Web Site Redesign: Dos and Don’ts

Case Study: Digg

The poster child for failed redesigns has got to be Digg, the news aggregator that is in a race to the bottom with MySpace for how many members it can lose. In the case of Digg, the problem began before the redesign. According to Website Magazine, it became clear that the site was essentially in the hands of a small, active clique who controlled what appeared on the front page and what didn’t. 

The new design was intended to stem some of the abuses noted in the Website Magazine article. Instead, they made it worse. SearchEngineLand detailed the long list of changes for the bad, which all boiled down to one thing: users lost power.

“Digg was created as a power-to-the-people type of thing. When you strip away the power, of course there will be a backlash,” said Jim Elliston, president and co-founder of Clover, which offers professional site development for businesses and individuals.

The other mistake they made was just dropping the redesign on people. One day people went to the Digg they thought they knew and this new one was staring them in the face. This was the mistake of several other recent redesigns as well.

“Whether a site was fantastic or very utilitarian design, everyone got used to the design. Then they went and changed it and they made harsh changes. They didn’t bring audiences in through beta releases. The perception they gave off was we don’t care about our users, we have to make money,” said Giovanni Calabro, vice president of user experience for Siteworx, a site design company.

Create a new thread in the Streaming Video & TVs forum about this subject
This thread is closed for comments
Comment from the forums
    Your comment
  • burnley14
    It was ugly but you knew what you were getting. That’s one of the problems; they are trying to do too much

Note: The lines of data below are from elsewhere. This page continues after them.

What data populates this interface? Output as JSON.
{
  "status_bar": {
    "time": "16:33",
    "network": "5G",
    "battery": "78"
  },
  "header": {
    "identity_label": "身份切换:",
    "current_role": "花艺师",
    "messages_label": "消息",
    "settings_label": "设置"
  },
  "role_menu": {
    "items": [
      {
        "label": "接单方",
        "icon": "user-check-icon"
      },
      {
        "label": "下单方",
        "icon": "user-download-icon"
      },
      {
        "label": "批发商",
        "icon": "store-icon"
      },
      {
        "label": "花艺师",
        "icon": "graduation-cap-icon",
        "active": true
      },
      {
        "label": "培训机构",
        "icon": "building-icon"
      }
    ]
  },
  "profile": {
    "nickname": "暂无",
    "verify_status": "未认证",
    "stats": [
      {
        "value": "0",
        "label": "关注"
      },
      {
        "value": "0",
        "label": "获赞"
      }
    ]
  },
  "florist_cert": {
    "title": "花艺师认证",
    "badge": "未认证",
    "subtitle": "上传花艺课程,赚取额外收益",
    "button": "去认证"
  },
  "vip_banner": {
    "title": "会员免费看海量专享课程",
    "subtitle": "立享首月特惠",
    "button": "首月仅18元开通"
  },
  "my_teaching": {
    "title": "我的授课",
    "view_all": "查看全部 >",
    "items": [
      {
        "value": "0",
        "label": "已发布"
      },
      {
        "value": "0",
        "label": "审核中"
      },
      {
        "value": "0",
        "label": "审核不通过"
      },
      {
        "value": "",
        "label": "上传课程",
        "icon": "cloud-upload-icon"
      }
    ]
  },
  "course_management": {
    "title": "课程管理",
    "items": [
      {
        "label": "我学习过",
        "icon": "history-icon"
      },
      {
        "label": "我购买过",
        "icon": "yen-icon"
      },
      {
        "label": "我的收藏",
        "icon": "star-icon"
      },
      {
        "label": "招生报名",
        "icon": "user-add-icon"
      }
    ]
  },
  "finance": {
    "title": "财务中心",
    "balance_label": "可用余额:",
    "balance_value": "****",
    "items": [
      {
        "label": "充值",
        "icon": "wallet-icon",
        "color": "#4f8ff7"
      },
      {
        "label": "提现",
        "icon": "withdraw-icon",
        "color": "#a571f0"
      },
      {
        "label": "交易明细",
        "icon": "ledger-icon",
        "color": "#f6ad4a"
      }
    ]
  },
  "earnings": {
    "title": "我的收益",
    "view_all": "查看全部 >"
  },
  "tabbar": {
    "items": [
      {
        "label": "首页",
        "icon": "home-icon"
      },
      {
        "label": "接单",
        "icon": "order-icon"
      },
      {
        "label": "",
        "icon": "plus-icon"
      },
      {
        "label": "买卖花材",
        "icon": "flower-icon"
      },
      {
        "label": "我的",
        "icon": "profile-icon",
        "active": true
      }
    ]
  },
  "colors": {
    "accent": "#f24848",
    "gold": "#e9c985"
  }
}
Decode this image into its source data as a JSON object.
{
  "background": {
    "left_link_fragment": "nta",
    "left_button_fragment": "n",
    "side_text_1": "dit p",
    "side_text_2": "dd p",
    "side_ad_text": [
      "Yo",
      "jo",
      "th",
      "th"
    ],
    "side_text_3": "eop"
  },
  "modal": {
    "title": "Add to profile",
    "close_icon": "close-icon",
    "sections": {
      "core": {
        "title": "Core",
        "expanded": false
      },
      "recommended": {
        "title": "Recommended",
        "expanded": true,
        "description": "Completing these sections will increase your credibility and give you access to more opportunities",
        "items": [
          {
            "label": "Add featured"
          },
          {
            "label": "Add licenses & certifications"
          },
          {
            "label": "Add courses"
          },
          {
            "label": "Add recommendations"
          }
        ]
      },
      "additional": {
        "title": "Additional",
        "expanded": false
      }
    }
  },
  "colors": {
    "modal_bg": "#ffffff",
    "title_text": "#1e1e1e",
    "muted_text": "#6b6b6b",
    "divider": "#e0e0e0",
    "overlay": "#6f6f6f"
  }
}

    Yep, exactly. I remember reading an article in the past about a Yahoo! spokesperson complaining that Google was too bland and had too few features. This quote certainly explains the disparity in search engine usage. People just want a site that does what it's supposed to, not one that's plagued with gobs and gobs of unnecessary crap bloating up the page and hogging bandwith.
  • dotaloc
    instead of "don't change a thing"...offer css variant, like 'themes'...so that a theme can be specified and implemented when a user logs in or the preference stored by cookies or something.

    it'll keep people interested, without forcing the change on them.
  • NoseNuthin
    I find it astonishing that some people still have 20+ page articles with the only navigation options being 'next' and 'previous' !!! :)

    Maybe they should patent the papperback that cannot be opened at any page other than the first every time you start to read.
  • HaakonXCI
    Another site that seems to be getting cluttered is Youtube. While it still functions rather well, it seems like there's going to be too much clutter in the future when you start having a "control panel" theme going on in the comments section and the new playlist popup that feels unnecessary to be on the main page as an overlay rather than previously on the right.
  • spoonless_eddie
    Every man with a mouse is a web designer. So we think.

    As both a designer and a tech writer, I have been accused of imposing simplicity on inherently complex subjects, as if this was wrong-headed or deceitful in some way. "Yup" I say, "that's exactly what I do." This is, or should be, the design process. Between "Every tool the user owns should be immediately available" and "Every tool the user owns should be on the bench at the same time" there is a difference that many so-called designers cannot grasp.

    For me, this article was a bit long winded. An "Executive Summary" would have been useful.
  • razor512
    the digg design is ok the thing that ruined it is removing features such as the subcategories such as top images in 24 hours and many others.

    They also removed the power of the users by letting people submit their own content. The goal of the old site was for regular users to submit content that they found interesting and the community did not accept users submitting their own content. Now digg allows content owners to have special accounts where they can automatically submit their own crap and have it end up on the front page with as little at 15 diggs while regular users need like 100+ diggs to get even close to the front page

    The content on the site is not worth looking at because 90% of it is basically sponsored links. Most of the digg related online shows have shut down because they cant get get good content from digg anymore because that content is basically all advertisements because most of it is junk content that is comparable to the sponsored submissions which most users used to adblock.
  • Tattysnuc
    Tom's should be speaking from experience here... when the new site was rolled out all those years ago, it shook up too much at once, leaving me having to search for content rather than read it.

    This waffly artical could benefit from following their benchmarking structure. It doesn't even follow the structure of Start-middle-end. It just starts, and then chucks overly worded examples at you!

    Where's the conclusion page?